Monday, September 12, 2011
A Quick Trip Through the Denton Sanctuary
A beautiful sunny warm day today, but I got a late start, so where could I visit close to home that I hadn't been to before? Friends had told me about Denton Wildlife Sanctuary, just across the Hudson from Schuylerville, so that's where I went today. It's a very nice preserve with miles of trails, mostly oak woods with streams and some swampy spots, plus some open areas with what looks like shale outcroppings underfoot. This could make for an interesting mix of wildflowers, so I will have to return next spring.
Very few flowers are blooming now in the woods, but the mushrooms sure were sprouting up like, well, like mushrooms. What really caught my eye today were these crowded clumps of golden mushrooms, lots and lots of them all over the place.
Hmm . . . . These sure look familiar, with those scaly brownish stems below thick rings. There were older clumps where the caps had spread out and deposited white spores on other caps clustered beneath them, another clue that these might be the very tasty Honey Mushrooms (Armillaria mellea). I was tempted to pick a mess to bring home for further examination (and consumption), but I remembered reading a sign at the entrance to this preserve forbidding any collection. So I restrained myself, although I did uproot this little clump to take a closer look at the undersides. I couldn't be sure of my identification, since the Honey Mushroom I've known in the past was bigger and browner (because it was older), so I wouldn't have eaten these even if I'd been free to collect them. One must always be absolutely sure. I was almost sure, but not absolutely.

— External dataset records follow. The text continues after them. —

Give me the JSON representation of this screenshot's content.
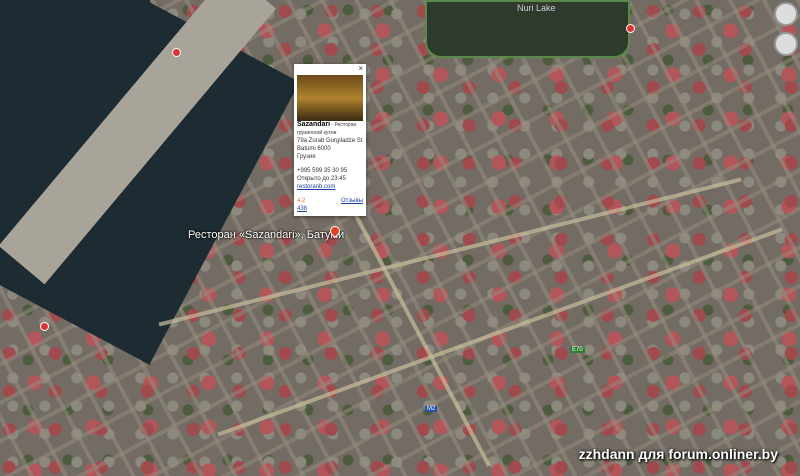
{
  "map": {
    "lake_label": "Nuri Lake",
    "poi_label": "Ресторан «Sazandari», Батуми"
  },
  "popup": {
    "name": "Sazandari",
    "category": " - Ресторан грузинской кухни",
    "address_line1": "79a Zurab Gorgiladze St",
    "address_line2": "Batumi 6000",
    "country": "Грузия",
    "phone": "+995 599 35 30 95",
    "hours": "Открыто до 23:45",
    "website": "restoranb.com",
    "rating": "4.2",
    "reviews_count": "438",
    "reviews_link": "Отзывы",
    "close": "×"
  },
  "routes": [
    "E70",
    "M2"
  ],
  "watermark": "zzhdann для forum.onliner.by"
}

Here's another mushroom that caught my eye, not because it was so beautiful, but because of the way it had pushed up the moss as it sprouted and spread its cap. That moss was actually rooted in the mushroom's flesh.
This toothed fungus was spread out like a crust on a dead brach. It's possibly an Ochre Spreading Tooth (Steccherinum ochraceum), the closest match I could find in my mushroom books.
These beautiful asters were growing beside the highway where I'd parked my car, and I marveled at the large showy flowers, almost as vividly colored as New England Aster, but more toward the blue than purple.
Here's a closer look at that aster's leaves, very smooth and shiny and clasping the stem. Asters are notoriously hard to differentiate, but if I had to put money on it, I'd say that this was Smooth Aster (Symphyotrichum laeve). I'd also say that it was a beauty.